Kenya’s founding president Jomo Kenyatta has played an important role in giving Angola its independence from the Portuguese, Angola’s ambassador to Kenya Sianga Abilio announced.
Mr. Abilio was referring to events which he says contributed to the nation’s resistance to continued colonization, which lasted until 1975, amid international pressure on European nations to end their supremacy in Africa.
“In 1974 President Jomo Kenyatta organized two meetings between the three leading parties of our independence struggle in Mombasa and Nakuru. Abilio told The standard in an interview.
The three parties listened for a while but returned to their arguments after Angola’s independence. Angola celebrates its Independence Day today.
Since President Uhuru Kenyatta visited Angola in 2014, the two nations have had a relationship that in some ways mirrors that of acquaintances seeking a path to friendship.
But according to Abilio, the two countries were “friends even before our independence”.
Delegations from both countries met on numerous occasions, most recently at a meeting of the Nations’ Foreign Ministers – Tete Antonio and Raychelle Omamo – in Nairobi in August.
Abilio said Kenya and Angola have yet to test the potential of deeper ties, suggesting a possible state visit by President Joao Lourenco to Kenya before the end of the year.
“Angola has built up considerable capacity in oil exploration and can offer lessons to Kenya, which has discovered oil in Turkana. On the other hand, there is a good market for Kenyan tea and coffee in Angola.
“We have a lot in common. We have a five year election cycle that runs almost simultaneously with yours, ”he said.
Angolans will vote in August next year. President Lourenco, who is serving his first term, can run for a second and final term.
The similarities don’t end there. As in Kenya, there is talk in the South African country of a possible postponement of the elections next year, which both the president and Uhuru have ruled out.

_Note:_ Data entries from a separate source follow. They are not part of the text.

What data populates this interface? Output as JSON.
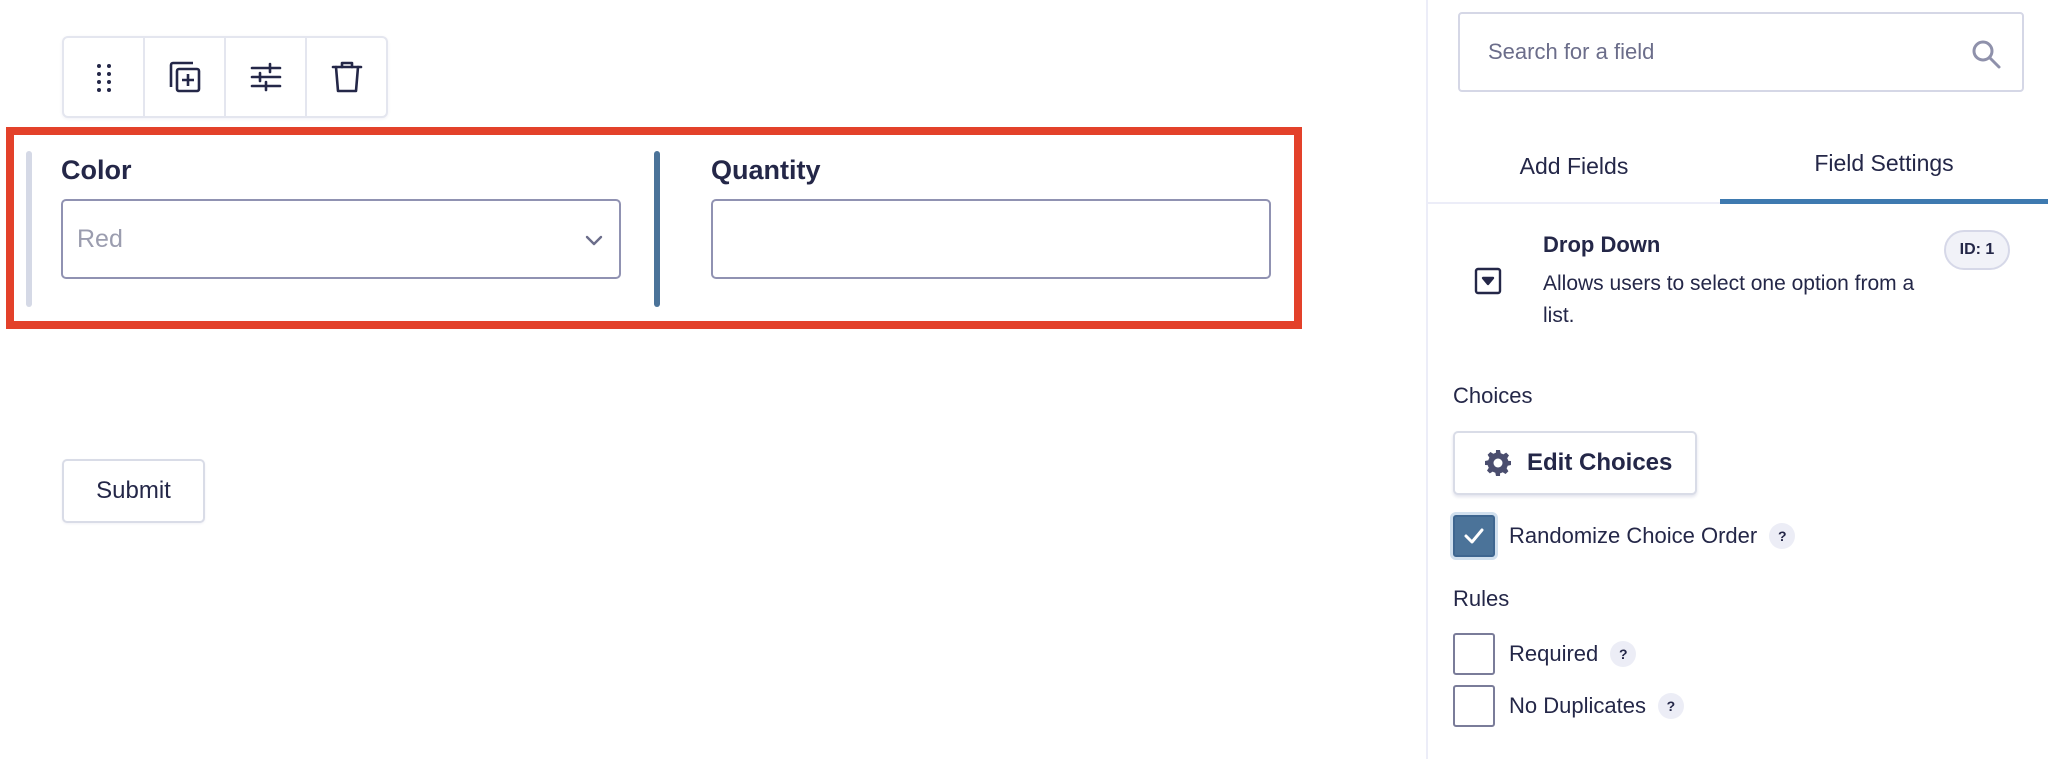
{
  "toolbar": {
    "buttons": [
      {
        "icon": "drag-handle-icon"
      },
      {
        "icon": "duplicate-icon"
      },
      {
        "icon": "settings-sliders-icon"
      },
      {
        "icon": "trash-icon"
      }
    ]
  },
  "form": {
    "fields": [
      {
        "label": "Color",
        "type": "select",
        "value": "Red"
      },
      {
        "label": "Quantity",
        "type": "text",
        "value": ""
      }
    ],
    "submit_label": "Submit"
  },
  "sidebar": {
    "search": {
      "placeholder": "Search for a field",
      "icon": "search-icon"
    },
    "tabs": [
      {
        "label": "Add Fields",
        "active": false
      },
      {
        "label": "Field Settings",
        "active": true
      }
    ],
    "field_info": {
      "title": "Drop Down",
      "description": "Allows users to select one option from a list.",
      "id_badge": "ID: 1",
      "icon": "dropdown-field-icon"
    },
    "choices": {
      "section_label": "Choices",
      "edit_button": "Edit Choices",
      "randomize": {
        "label": "Randomize Choice Order",
        "checked": true,
        "help": "?"
      }
    },
    "rules": {
      "section_label": "Rules",
      "items": [
        {
          "label": "Required",
          "checked": false,
          "help": "?"
        },
        {
          "label": "No Duplicates",
          "checked": false,
          "help": "?"
        }
      ]
    }
  },
  "colors": {
    "selection_border": "#e3412a",
    "accent": "#4b7399",
    "active_tab_underline": "#3e7ab0",
    "text": "#242748"
  }
}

Its 2010 constitution, like that of Kenya, is faced with attempts to change it.
The two nations have a reputation for systemic corruption. In a 2020 Corruption Perceptions Index by Transparency International, Angola was rated 142 out of 180 countries.
Kenya did not do better and ended up in 124th place.